Task: Run the CP/M Operating System on Your Atari 8-Bit Computer using FujiNet and RunCPM
Needed: Web browser, FujiNet, DT-80 cartridge
Time: 15-30 mins
CP/M was one of the early operating systems available for computers with 8080 and Z-80 processors. It was developed by Gary Kildall and first released in 1974. It came close to becoming the dominant operating system, but was overtaken by DOS. Regardless, CP/M was quite popular through the 1980s on many Z-80 based computers and was even accessible on the Apple II through a Z-80 card and the Atari 8-bit computers via the ATR8000 peripheral. One of its advantages was that it allowed multitasking.

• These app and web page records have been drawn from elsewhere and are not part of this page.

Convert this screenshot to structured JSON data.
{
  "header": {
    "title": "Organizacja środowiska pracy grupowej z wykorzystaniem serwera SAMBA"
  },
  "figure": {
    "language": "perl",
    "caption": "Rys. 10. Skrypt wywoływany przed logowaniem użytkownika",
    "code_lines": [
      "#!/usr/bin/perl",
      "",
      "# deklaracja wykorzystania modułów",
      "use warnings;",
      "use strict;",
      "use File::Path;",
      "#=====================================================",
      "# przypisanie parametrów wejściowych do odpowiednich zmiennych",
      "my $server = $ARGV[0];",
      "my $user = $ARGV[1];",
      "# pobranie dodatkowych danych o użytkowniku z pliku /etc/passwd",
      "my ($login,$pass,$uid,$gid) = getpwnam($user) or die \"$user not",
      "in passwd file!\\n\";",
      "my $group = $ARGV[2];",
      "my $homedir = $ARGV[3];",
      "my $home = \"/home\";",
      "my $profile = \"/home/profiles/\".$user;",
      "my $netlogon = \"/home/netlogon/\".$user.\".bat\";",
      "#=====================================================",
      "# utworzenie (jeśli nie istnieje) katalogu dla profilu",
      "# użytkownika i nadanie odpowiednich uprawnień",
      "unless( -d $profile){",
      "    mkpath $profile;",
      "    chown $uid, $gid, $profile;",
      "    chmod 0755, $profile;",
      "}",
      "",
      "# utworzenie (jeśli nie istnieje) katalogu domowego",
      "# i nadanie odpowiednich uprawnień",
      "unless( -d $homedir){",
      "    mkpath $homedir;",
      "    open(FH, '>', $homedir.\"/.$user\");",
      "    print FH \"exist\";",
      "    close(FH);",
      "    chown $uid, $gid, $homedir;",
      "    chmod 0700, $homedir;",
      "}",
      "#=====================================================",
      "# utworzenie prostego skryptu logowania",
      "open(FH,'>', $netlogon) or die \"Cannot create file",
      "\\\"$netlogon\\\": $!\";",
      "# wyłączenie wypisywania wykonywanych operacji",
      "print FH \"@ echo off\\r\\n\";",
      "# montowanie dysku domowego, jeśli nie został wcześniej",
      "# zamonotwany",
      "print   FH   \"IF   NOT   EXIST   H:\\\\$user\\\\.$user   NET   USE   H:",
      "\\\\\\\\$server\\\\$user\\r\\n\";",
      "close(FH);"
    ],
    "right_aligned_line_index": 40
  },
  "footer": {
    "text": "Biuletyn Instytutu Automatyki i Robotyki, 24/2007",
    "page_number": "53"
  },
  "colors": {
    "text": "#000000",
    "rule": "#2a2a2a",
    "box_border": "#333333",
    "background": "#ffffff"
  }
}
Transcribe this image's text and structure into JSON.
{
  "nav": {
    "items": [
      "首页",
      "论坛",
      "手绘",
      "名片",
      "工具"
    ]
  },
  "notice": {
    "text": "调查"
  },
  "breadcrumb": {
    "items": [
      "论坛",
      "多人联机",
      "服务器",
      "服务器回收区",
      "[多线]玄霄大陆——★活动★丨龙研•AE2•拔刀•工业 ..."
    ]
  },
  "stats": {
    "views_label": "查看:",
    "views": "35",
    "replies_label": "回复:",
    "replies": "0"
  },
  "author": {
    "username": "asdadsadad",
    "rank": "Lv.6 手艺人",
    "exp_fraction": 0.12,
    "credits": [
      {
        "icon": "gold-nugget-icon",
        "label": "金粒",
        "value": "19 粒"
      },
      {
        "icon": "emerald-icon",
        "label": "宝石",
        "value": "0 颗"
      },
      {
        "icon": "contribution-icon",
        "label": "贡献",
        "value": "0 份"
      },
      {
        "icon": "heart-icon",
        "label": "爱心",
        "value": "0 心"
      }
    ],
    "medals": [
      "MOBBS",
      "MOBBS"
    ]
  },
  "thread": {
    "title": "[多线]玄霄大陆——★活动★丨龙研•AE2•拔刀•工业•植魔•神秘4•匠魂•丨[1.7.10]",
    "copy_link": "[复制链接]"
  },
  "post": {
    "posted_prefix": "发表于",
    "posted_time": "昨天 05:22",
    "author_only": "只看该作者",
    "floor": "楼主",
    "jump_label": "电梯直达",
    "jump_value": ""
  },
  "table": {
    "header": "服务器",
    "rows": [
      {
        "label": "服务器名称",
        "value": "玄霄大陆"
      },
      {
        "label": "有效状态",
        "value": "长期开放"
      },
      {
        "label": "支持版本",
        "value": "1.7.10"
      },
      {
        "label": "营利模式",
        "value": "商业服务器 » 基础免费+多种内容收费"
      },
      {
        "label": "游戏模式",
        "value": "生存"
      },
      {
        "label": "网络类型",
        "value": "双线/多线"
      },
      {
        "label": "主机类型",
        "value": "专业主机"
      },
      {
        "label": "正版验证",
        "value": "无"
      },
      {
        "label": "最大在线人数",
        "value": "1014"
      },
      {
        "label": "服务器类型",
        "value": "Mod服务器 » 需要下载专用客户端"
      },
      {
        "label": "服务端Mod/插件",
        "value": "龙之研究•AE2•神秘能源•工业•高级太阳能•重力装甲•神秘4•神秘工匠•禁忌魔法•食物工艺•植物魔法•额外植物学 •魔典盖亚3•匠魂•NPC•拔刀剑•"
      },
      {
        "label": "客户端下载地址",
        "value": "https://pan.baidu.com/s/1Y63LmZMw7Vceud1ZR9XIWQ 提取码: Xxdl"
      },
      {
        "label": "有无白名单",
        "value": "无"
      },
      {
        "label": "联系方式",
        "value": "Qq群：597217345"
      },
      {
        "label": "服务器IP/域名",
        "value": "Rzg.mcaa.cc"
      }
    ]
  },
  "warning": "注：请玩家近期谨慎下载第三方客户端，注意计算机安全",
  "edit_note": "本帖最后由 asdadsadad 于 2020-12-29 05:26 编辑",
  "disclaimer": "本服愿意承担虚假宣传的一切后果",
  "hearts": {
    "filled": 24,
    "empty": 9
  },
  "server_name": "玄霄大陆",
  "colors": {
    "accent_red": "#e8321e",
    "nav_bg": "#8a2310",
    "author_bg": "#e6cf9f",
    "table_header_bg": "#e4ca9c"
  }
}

There are three ways you can access CP/M from an Atari 8-bit computer. The first is through the ATR8000 which is essentially a Z-80 computer using the Atari as a dumb terminal. Unfortunately, the ATR8000s are difficult to find and a bit inconvenient because you also need a standard disk drive to boot CP/M software. I have one and plan to do a post about using it at a later time. The second is through a modified Indus GT floppy drive which has a built-in Z-80 processer. The third and much easier way to play with CP/M is through FujiNet which I have previously posted about. FujiNet is an SIO peripheral emulator and network device which opens many doors for booting files, communicating over the internet etc. The key to using FujiNet to run CP/M is the ESP32 microcontroller unit (MCU) which is compatible with a CP/M emulator called RunCPM. RunCPM is now included in the latest firmware updates for the FujiNet. Below are instructions for booting CP/M from your FujiNet device.
Before you read my instructions, you should read the FujiNet CP/M support page.
The first step is to purchase a FujiNet. I have previously posted those instructions.
The second step is to purchase a DT-80 80-column cartridge for CP/M from the Vintage Computer Center. CP/M needs 80 columns and this cartridge provides that functionality. Further, the CP/M version includes the CP/M terminal program that the Atari needs to act as a dumb terminal. You will need to this cartridge to boot CP/M and see it in 80 columns. These are expensive and run around $70. Note that you might be able to avoid this step by using an 80-column terminal program like ICE-T. I haven’t tried this yet but might be worth exploring before you drop $70.
The third step is flash the firmware of your FujiNet to make sure it has the latest version with RunCPM included.
The fourth step is to set up the FujiNet SD card with a CP/M directory and files. Create a folder called CPM in the root of the SD card. Within that folder create folder called A. Letters refer to disks in CP/M. Within A create a folder labeled 0. Numbers are treated as users in CP/M. Within folder CPM/A/0/ unzip the CP/M files from this zip file. Place the SD card back in the FujiNet.
The final step is to boot CP/M! Plug in the FujiNet and the DT-80 CP/M terminal cartridge. Boot your Atari. Once the DT-80 cartridge is booted it will send a set of commands to the FujiNet to start CP/M. You should see the RunCPM command prompt appear as pictured below. Type DIR to see the list of software available from the zip file (see below). Many of these are commands for interacting with files, etc. as you might expect from a DOS.
Note that 80-columns is hard to see on some CRTs. The best CRT monitors for this purpose are monochrome. The screenshots are photographs of an LED screen with video signal coming from my Atari 800XL with the UAV modification converting composite to S-Video and then S-Video to HDMI using a RetroTINK. I can read the screen quite clearly.
I was so excited to be able to run CP/M on my Atari without an ATR8000. This is an amazing development. Thanks to the FujiNet team for making this happen.